3 seeds productions Shoreditch Madonna playing at Toronto’s StoreFront Theatre is a Rent-esque story that will intimately draw you in and connect you with the human spirit
Shoreditch Madonna is one of those productions that leaves me really happy to be, in my small way, contributing to Toronto’s indie theatre scene. There are moving productions quietly being staged behind storefronts and down alleys all over the city and I want to make some noise about them! I want Torontonians to be checking upcoming shows at their favourite local theatre the same way they would music listings at their favourite local bar.
StoreFront Theatre is one of those theatres for me, and 3 seeds productions’ Shoreditch Madonna is further proof why. The description for this play didn’t really interest me – young artists having a dramatic time living together in London’s East End sounds like a story I’ve heard before – but it’s being staged at StoreFront so I trusted it to be good.
And it is.

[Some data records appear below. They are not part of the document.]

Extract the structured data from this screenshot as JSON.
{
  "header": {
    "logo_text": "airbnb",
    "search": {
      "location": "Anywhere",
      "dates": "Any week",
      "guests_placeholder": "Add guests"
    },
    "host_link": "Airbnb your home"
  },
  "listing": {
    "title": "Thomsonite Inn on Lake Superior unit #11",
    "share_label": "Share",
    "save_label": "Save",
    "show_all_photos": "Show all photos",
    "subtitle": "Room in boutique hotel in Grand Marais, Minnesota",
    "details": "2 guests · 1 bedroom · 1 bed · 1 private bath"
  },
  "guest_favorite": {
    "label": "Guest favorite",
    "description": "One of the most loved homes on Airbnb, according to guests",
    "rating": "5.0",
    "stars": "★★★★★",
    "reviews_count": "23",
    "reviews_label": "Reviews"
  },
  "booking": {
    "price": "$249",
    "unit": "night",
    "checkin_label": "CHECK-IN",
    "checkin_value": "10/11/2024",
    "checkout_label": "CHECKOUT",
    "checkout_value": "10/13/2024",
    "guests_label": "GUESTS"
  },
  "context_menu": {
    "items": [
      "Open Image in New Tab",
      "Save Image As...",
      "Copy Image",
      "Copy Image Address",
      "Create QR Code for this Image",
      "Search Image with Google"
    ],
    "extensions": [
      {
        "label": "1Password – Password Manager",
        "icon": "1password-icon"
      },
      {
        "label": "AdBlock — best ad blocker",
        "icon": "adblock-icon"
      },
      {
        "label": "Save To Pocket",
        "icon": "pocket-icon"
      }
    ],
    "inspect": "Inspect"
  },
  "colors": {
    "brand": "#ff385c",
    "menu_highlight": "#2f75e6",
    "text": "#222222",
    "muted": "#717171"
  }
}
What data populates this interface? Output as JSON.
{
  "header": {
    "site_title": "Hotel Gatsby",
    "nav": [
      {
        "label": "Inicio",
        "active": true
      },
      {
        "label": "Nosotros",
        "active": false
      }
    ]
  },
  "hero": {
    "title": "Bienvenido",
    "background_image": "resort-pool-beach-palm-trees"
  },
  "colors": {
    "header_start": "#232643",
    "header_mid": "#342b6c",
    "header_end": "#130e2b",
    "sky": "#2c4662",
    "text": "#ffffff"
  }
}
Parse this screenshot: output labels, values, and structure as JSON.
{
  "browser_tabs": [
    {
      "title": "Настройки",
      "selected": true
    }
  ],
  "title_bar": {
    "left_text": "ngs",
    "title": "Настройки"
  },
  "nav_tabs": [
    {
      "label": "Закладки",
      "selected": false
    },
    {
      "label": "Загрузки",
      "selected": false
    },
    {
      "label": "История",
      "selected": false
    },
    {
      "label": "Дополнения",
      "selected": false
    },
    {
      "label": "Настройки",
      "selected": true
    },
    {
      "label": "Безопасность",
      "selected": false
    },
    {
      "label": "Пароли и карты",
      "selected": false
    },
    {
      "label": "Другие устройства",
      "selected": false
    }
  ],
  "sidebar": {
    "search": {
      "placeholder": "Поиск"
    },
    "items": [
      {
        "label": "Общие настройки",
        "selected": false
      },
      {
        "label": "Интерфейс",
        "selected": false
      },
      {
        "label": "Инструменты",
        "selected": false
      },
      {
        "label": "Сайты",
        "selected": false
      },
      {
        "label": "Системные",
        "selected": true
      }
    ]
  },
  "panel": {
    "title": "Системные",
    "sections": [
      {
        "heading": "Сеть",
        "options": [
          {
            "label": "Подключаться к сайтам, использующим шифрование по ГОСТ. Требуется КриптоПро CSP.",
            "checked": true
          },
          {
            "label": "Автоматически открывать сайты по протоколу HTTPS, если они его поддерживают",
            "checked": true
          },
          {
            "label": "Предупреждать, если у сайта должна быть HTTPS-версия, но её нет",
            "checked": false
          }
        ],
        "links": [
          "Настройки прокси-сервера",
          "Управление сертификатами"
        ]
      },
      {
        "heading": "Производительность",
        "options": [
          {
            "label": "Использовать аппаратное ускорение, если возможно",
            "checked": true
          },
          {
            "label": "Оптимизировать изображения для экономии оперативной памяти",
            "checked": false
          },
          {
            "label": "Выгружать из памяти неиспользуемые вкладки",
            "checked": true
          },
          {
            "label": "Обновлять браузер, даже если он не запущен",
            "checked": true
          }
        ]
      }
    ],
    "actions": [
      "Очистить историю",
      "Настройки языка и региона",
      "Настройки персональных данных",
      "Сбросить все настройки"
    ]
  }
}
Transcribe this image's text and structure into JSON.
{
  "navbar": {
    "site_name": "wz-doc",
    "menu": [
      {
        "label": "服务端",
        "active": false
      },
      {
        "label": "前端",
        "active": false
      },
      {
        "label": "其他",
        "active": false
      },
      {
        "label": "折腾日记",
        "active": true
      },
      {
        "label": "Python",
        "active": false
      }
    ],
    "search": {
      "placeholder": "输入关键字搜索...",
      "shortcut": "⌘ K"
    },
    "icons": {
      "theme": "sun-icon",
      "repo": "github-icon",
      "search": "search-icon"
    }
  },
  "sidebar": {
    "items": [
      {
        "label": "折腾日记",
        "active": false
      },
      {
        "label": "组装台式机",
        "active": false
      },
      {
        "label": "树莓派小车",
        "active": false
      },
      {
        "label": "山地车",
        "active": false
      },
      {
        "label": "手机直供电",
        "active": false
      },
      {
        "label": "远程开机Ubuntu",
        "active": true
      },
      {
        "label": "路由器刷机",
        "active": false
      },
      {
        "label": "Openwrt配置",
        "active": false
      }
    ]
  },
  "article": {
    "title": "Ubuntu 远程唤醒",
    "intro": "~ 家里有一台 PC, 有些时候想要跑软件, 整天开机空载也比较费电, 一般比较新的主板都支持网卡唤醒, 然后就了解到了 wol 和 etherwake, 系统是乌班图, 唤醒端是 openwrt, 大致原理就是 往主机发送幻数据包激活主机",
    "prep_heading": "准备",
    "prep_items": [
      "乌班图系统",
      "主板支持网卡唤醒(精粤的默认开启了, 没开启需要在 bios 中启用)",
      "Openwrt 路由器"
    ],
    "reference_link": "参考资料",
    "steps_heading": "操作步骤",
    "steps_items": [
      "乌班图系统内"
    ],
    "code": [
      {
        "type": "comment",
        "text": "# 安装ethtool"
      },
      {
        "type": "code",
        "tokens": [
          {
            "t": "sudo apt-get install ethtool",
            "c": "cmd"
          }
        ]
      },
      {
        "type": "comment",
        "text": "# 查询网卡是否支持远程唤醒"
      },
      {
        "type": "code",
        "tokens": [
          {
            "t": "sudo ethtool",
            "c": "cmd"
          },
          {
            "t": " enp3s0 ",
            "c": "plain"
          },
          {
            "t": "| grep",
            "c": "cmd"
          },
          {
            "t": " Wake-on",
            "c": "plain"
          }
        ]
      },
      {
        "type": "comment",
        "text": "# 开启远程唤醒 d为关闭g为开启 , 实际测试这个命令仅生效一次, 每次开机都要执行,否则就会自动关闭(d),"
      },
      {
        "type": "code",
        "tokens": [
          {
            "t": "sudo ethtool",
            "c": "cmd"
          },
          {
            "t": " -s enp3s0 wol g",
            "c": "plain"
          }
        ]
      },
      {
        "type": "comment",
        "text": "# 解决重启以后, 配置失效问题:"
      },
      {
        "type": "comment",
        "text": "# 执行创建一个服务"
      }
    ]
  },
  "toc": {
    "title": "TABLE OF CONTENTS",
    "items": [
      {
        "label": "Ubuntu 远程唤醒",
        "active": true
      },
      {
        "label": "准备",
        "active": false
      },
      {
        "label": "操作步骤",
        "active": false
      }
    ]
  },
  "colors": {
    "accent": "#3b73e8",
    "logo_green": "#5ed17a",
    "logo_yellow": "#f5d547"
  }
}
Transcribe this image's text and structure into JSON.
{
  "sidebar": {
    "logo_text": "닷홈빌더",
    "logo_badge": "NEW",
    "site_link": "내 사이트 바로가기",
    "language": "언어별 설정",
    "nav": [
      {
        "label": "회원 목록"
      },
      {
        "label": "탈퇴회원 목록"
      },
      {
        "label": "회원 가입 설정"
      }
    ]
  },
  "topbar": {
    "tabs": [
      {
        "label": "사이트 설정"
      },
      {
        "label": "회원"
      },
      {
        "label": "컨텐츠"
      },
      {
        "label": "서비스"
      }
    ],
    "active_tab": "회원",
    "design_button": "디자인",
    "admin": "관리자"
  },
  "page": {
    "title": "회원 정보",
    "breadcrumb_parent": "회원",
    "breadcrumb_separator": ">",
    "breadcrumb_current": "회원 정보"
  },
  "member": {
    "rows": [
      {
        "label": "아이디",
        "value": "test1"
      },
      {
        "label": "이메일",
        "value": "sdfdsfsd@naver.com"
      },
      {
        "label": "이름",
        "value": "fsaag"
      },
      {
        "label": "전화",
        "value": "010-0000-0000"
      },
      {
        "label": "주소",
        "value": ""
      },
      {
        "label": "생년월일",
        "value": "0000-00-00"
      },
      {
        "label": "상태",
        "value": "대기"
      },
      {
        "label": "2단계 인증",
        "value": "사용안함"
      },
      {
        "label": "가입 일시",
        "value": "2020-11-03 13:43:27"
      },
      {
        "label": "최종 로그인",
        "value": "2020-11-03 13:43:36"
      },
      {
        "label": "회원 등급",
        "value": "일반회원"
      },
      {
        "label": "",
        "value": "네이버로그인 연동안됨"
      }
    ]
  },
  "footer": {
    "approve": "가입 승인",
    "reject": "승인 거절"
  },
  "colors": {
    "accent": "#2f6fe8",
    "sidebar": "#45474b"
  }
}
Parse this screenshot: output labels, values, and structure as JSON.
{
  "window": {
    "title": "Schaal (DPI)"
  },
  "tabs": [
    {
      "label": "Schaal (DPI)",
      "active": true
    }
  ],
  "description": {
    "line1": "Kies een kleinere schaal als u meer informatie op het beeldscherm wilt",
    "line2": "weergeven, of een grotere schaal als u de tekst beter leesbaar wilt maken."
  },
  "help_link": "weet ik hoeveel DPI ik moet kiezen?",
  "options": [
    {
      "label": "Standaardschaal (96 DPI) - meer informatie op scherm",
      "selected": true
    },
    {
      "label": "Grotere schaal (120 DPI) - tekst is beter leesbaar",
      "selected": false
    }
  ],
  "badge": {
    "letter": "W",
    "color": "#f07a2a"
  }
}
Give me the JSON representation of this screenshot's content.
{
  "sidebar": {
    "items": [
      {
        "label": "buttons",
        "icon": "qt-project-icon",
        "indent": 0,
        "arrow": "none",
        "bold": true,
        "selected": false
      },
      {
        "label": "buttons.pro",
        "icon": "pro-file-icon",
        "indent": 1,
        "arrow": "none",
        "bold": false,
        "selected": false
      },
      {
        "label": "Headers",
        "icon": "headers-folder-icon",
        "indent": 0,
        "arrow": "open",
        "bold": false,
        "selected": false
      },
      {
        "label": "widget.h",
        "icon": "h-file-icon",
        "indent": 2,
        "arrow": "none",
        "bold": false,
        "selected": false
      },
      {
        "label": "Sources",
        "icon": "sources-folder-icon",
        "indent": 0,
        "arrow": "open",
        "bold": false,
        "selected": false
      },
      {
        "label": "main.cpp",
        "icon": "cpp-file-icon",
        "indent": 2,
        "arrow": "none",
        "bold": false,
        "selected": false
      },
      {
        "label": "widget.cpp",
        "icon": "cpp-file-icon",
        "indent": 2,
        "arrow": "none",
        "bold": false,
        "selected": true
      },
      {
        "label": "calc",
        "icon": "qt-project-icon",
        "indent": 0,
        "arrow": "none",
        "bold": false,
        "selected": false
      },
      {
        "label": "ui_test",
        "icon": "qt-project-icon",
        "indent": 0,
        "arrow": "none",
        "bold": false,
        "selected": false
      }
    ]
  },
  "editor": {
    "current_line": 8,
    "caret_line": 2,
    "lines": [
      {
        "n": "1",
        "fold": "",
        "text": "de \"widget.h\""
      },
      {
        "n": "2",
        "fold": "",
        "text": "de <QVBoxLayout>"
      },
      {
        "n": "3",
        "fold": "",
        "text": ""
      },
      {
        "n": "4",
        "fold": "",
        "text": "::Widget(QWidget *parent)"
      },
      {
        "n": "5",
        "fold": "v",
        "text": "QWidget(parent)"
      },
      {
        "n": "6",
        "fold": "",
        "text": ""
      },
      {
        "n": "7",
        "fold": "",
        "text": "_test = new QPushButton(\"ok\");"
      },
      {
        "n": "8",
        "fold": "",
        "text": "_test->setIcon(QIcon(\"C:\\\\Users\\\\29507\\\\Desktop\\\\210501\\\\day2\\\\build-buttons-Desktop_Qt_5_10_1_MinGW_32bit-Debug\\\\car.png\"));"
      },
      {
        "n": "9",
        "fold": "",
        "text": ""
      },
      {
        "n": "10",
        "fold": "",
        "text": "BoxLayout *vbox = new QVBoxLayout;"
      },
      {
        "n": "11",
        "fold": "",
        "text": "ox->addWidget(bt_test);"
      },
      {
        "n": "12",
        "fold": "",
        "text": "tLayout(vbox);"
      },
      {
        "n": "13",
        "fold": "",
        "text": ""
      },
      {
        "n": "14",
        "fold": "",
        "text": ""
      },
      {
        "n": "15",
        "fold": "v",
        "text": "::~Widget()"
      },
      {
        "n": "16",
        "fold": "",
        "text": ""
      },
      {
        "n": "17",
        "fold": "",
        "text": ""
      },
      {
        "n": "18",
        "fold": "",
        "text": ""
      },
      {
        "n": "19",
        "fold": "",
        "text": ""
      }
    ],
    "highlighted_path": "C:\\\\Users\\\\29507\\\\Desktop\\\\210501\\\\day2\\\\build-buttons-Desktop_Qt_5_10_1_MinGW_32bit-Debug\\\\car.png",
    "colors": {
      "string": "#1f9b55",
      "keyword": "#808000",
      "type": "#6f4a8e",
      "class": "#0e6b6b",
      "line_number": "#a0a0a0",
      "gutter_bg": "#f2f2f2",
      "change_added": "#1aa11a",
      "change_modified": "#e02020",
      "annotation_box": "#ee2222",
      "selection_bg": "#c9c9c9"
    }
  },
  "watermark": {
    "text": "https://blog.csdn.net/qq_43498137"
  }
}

Shoreditch Madonna is a meaty piece, so well written (by British playwright Rebecca Lenkiewicz) that I’d read it. This Canadian premiere feels lovingly put together by 3 seeds, steeped in the energy of a cast and crew proud of the beauty they’re putting into the world.
The story is a classic one – young people confused and in love. It is Rent-esque; a premise that will almost feel ‘old’ to my generation of twenty-something urban artists, but we still recognize ourselves in it.
The moral is that life is hard, but not too hard. The characters take the drama of their lives very seriously, and the loss and gain of love trumps all else – even art. It is a beautiful display of human pain and joy!
Beautiful is the word for the universe Justin Tensen has created in his impressive directorial debut. The performances are strong enough that this piece could take place on an empty stage, but Reuben Looyenga’s set design situates the plot perfectly.
This is not the kind of play that will make you question your own existence, leave you with a handful of puzzle pieces, or ask you to stretch yourself toward its appreciation.
It’s the kind of play that requires only your seat in a chair and your eyes on the stage. It will draw you intimately into the lives of others and keep you there until you leave the theatre feeling better connected to the human spirit.
Shoreditch Madonna left me with that good-feeling glow that only great theatre can. I recommend it.